### Aim of the task
Go through the records below and copy out every line holding "Fundusze".

### Excerpted data
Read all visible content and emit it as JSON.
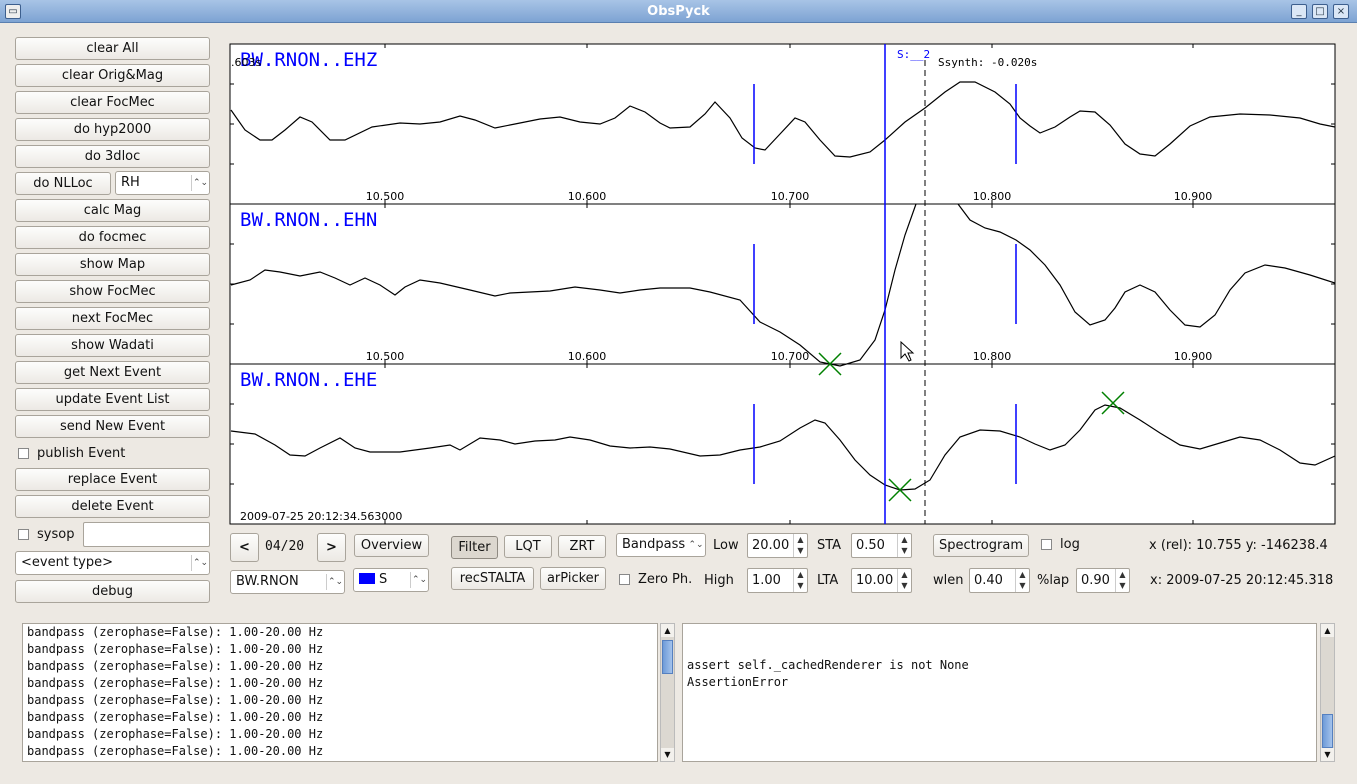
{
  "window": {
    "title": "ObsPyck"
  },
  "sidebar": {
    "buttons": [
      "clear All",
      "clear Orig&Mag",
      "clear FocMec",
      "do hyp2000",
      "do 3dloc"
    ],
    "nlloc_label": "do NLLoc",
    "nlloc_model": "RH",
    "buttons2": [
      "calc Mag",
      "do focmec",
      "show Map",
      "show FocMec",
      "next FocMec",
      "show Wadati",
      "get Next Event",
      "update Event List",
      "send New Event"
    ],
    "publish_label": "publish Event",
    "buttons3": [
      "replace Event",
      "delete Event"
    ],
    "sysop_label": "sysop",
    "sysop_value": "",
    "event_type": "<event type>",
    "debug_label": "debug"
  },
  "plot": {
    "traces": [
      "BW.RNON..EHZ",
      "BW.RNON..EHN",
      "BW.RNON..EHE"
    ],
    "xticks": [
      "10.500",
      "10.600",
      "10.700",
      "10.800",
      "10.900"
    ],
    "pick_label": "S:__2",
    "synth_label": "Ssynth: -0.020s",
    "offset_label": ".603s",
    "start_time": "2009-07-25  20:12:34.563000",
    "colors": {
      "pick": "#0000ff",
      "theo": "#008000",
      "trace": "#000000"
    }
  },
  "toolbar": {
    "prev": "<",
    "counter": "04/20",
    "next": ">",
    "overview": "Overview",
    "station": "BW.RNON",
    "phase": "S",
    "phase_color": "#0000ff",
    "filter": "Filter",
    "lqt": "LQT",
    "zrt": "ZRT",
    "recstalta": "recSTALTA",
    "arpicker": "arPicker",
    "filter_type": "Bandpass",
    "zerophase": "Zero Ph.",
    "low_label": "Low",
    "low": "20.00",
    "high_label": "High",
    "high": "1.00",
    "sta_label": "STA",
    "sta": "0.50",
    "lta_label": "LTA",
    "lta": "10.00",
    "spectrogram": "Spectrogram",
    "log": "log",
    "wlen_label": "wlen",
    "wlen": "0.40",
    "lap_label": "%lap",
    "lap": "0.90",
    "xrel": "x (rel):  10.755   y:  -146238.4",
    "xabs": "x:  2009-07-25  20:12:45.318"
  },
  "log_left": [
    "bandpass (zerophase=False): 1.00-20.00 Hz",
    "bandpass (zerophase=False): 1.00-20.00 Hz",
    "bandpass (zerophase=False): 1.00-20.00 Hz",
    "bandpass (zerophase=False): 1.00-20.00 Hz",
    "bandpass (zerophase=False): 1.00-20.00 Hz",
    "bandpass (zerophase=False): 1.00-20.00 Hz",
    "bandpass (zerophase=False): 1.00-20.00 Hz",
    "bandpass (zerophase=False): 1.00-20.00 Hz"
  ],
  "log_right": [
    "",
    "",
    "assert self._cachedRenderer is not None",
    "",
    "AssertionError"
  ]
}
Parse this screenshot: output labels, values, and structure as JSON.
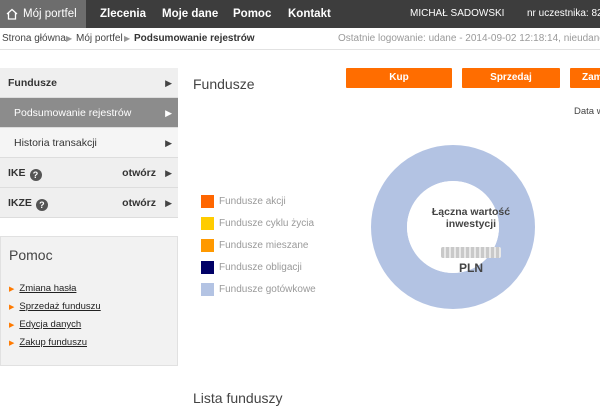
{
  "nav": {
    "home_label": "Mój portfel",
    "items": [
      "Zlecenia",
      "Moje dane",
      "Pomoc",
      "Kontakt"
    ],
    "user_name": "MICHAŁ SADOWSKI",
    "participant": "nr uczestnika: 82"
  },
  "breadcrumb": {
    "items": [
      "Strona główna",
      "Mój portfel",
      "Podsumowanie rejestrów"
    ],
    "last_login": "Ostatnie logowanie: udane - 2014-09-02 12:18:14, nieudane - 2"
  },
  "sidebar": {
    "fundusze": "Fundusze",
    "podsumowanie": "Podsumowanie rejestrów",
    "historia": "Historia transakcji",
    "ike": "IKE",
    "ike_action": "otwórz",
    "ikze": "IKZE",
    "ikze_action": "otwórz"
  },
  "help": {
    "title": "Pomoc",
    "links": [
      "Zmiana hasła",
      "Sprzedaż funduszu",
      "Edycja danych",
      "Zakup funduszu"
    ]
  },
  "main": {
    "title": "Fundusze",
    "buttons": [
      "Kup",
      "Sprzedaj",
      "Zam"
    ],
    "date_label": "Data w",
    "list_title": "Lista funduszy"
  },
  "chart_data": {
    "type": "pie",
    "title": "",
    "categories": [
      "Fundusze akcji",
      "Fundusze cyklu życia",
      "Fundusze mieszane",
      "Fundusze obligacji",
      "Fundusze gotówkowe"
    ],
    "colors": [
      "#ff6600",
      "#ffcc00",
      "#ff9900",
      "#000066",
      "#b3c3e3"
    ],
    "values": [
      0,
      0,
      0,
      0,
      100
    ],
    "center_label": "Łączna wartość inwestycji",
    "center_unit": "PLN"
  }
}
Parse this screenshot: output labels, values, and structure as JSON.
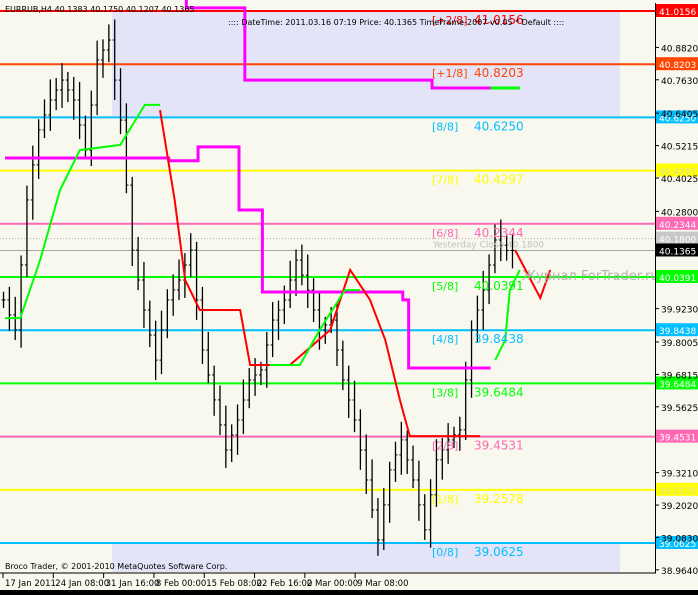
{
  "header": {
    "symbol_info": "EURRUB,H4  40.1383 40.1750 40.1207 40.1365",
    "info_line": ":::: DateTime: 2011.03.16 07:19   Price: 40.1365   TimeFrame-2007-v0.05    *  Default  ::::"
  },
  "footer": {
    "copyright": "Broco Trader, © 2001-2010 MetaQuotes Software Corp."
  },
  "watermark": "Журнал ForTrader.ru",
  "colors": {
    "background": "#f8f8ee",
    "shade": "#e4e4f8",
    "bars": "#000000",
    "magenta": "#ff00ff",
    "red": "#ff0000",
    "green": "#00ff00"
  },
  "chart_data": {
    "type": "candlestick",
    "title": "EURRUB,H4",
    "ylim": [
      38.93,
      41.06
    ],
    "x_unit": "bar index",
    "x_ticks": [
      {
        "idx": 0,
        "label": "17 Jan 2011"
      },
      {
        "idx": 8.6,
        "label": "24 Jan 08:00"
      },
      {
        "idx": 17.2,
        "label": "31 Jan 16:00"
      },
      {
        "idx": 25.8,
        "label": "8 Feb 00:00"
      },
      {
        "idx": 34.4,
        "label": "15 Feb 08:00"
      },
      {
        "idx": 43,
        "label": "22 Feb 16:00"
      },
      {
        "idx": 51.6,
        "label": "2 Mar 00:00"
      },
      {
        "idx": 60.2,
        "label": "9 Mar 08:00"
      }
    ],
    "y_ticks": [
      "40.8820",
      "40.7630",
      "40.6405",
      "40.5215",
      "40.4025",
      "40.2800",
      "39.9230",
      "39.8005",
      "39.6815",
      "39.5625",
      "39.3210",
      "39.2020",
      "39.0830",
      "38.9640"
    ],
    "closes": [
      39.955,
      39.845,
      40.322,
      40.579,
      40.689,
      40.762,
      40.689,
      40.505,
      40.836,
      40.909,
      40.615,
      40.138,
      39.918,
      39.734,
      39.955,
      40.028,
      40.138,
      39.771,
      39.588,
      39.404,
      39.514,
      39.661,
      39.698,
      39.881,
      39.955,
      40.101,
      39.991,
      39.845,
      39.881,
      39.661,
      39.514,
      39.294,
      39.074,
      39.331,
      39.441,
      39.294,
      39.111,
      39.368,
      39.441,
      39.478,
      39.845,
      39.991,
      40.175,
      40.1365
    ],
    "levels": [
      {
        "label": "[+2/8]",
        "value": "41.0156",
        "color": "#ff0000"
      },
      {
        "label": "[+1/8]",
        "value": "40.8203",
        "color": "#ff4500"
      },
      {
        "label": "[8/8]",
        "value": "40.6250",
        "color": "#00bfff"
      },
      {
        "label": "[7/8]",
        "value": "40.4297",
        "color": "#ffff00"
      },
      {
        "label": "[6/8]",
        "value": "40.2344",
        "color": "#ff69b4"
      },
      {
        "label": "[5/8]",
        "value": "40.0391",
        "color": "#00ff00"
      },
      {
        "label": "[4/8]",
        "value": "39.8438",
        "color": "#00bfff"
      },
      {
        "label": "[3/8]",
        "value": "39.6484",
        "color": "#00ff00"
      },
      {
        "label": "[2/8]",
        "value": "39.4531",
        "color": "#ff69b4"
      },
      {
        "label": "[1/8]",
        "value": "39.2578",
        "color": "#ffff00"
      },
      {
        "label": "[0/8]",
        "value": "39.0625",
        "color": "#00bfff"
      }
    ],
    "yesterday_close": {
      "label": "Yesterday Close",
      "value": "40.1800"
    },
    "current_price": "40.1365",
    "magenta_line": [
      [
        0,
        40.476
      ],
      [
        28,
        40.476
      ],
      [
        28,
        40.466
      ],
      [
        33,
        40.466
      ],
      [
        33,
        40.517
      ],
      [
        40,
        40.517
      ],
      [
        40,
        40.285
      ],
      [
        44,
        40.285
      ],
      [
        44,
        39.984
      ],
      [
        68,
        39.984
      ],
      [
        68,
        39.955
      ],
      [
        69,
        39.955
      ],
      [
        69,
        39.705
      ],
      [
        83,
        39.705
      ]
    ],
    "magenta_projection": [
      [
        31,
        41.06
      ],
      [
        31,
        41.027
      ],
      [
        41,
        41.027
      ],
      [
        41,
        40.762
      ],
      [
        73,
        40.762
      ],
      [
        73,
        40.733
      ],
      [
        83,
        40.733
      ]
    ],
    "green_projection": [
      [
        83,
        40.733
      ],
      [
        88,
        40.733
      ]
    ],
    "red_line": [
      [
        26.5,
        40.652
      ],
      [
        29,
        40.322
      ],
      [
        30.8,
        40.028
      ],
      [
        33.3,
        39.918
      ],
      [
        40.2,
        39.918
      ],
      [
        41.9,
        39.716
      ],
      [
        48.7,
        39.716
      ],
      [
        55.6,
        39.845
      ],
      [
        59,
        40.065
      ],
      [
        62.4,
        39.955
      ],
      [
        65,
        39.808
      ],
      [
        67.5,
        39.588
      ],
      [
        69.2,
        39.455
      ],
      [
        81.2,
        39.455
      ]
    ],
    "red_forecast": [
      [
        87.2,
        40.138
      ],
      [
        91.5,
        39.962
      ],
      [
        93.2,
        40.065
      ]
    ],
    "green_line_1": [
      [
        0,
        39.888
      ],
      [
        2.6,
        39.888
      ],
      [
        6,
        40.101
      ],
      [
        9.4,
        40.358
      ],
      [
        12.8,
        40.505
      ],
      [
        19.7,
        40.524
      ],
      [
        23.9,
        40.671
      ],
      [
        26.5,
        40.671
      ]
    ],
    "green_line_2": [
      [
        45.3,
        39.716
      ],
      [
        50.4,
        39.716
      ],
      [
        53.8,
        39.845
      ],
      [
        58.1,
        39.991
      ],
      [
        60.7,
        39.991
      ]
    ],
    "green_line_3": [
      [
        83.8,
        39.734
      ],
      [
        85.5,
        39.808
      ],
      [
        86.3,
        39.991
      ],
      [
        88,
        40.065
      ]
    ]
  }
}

### Answer space
    "fundusze": "Fundusze",
    "title": "Fundusze",
      "Fundusze akcji",
      "Fundusze cyklu życia",
      "Fundusze mieszane",
      "Fundusze obligacji",
      "Fundusze gotówkowe"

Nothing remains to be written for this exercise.